When you had to individually open every drawer on a dresser just to find a package of crackers, Rockstar was telling you explicitly "This is going to be less fun than any other Rockstar game." Red Dead 2 is the first time in video game history that intentionally made their game tangibly less fun than its predecessor. Looting is tedious. Arthur Morgan is not a man of herculean strength and endurance. Your horse is meandering. Inventory management is cumbersome and restrictive. Missions (outside of a few select set pieces) are slow and pensive.
But its all by design.
Red Dead Redemption 2 is the first, and remains the only, video game where every facet reinforces the themes of the narrative. And it/s all to reiterate over and over one thing: Redemption is possible through God.
This is most obvious in the final mission of Arthur's story. There are four possible endings depending on how you played the game. If you did immoral things, you either get killed in darkness or surrounded by flames. If you walked the path of the righteous man, Arthur dies watching the sunrise.
The final choice is even as straightforward as "Do you ascend the mountain or go down to the underground?" But that's obvious symbolism. The genius of the game is you don't realize that's what the game has been doing the entire time. With every mission and every action you take.
Arthur Morgan grew up in the Van Der Linde Gang under the mentorship of Dutch van der Linde and Hosea. Dutch is a man of eloquence. He's well read. He has principles, charm, dreams. And plans.
The game starts as the gang is running to the icy cold of the mountains after a robbery in Blackwater went bad. It takes some time to find out what happened as Arthur wasn't there, but there is a commonality between all the stories: it was a set-up and Dutch shot a young girl in the head. But Dutch is all about looking ahead. He claims its to keep the rest of the gang alive, but throughout we come to find that the Dutch we see, the one Arthur has been with his whole life, is a lie. The Dutch that kills innocent people, lies and manipulates good men, that's the real Dutch. Luring the weak down a path of wickedness, as he drags all those around him down in the flames with him. Dutch is not just a false prophet. He is the antichrist.
During his path with Dutch, Arthur ignores many signs from God. He just so happened to not be at the Blackwater robbery that went wrong. He is shown time and time again what happens to every gang. He is given out after out by Milton, the Pinkerton sent to track down his gang.

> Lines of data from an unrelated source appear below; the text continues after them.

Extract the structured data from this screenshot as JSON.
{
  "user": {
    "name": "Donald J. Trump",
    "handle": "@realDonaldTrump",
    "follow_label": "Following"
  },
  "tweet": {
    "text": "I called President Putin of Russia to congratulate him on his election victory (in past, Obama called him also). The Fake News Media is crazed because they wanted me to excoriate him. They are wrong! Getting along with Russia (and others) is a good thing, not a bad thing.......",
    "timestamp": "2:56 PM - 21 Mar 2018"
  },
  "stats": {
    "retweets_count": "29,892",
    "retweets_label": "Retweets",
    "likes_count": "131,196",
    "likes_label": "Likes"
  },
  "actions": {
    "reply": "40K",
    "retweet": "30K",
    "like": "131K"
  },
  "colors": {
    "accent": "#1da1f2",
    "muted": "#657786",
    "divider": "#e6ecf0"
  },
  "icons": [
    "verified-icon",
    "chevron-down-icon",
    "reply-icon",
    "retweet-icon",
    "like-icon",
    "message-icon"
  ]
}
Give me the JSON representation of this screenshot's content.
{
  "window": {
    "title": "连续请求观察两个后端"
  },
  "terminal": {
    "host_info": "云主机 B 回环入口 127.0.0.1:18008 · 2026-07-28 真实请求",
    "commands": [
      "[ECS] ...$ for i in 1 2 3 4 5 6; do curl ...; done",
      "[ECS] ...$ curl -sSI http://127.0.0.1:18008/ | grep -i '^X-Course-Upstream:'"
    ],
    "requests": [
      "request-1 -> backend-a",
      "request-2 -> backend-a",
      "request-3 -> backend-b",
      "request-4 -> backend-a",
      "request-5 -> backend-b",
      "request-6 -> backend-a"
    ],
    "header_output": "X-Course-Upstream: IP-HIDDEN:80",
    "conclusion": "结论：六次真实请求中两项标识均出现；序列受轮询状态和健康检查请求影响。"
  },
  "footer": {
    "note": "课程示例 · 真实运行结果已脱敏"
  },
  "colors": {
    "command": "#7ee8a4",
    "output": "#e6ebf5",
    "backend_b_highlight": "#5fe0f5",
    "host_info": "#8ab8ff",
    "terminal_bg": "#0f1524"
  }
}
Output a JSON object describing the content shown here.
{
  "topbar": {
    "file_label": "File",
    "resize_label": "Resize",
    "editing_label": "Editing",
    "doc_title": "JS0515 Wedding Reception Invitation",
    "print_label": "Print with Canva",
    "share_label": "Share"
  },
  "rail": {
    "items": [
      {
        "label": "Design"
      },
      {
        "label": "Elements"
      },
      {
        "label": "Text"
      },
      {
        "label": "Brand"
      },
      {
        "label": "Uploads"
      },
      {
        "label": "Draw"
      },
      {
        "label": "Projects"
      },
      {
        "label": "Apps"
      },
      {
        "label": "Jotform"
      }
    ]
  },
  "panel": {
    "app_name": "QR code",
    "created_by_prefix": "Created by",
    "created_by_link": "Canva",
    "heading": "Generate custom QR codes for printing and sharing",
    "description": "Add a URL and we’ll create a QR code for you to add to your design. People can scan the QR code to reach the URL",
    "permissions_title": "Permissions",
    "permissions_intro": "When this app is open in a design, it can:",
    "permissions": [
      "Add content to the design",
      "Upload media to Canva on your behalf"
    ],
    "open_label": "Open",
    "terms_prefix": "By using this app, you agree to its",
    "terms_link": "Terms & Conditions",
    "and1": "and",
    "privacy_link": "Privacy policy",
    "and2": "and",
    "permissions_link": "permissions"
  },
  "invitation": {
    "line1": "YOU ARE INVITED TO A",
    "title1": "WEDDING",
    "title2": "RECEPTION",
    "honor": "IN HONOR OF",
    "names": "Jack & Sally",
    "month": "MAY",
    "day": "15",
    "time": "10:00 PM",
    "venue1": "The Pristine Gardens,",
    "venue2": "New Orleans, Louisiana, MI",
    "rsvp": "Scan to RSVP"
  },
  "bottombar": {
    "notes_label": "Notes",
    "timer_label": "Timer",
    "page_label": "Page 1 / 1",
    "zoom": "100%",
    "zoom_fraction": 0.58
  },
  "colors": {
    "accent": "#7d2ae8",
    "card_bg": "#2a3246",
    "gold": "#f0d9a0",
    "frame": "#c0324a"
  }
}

Robberies keep going wrong and the gang is worse off than they were before. He meets a nun and a friar who ask him for help and Arthur finds great satisfaction in helping. But Arthur, out of misplaced loyalty to Dutch, stays.
In the first act of the game, Arthur goes to the home of Thomas Downes, a local preacher who owes the gang money. Arthur is unaware that Downes has tuberculosis, and while beating him to death Downes coughs blood on Arthur. We find out later that Arthur killed Downes over $20.
Months later, Arthur is diagnosed with Tuberculosis. It's too late to save himself. After ignoring the signs from God all game, Arthur is finally ready to listen.
The last act of the game is noticeably more difficult. Arthur moves even slower. He doesn't have as much health. He's getting sicker by the day. But he keeps going because he knows now that he doesn't have much time left. Before the diagnosis, Arthur lived as a man with a death wish but was spared by God time and time again.
After the diagnosis, Arthur has to face his mortality. Luck won't save him. Nothing will. He comes to find he's tired of wallowing and to make the last days of his life mean something.
At one point towards the the final act, Arthur meets the nun again. They talk and she tells him that she thinks he's a good man. Arthur scoffs at the suggestion and tells the nun that he doesn't "know him". The nun responds to Arthur "that's the problem, you don't know you" and that whenever she sees him, Arthur is always helping people and smiling. T
his disarms Arthur, he goes on to tell the nun about his son, who passed away, and in one of the most emotional lines of dialogue of any video game, Arthur Morgan, the stoic, rugged, anti-hero of our adventure admits to this nun that he's afraid of dying.
It's unspoken but he knows if he doesn't change his way, he'll burn. She gives him a simple piece of guidance: "Take a gamble that love exists, and do a loving act."
True redemption for Arthur comes from those loving acts. He starts giving away his worldly possessions to the needy. He practices more patience and forgiveness for those that deserve it. It took contracting an incurable disease to do it, but its the only way God could get Arthur's attention. And in the end Arthur gives his life to save his brother and his brother's family.
And for this sacrifice, God grants him a peaceful death, overlooking God's green earth, enveloped in the dawn of God's love.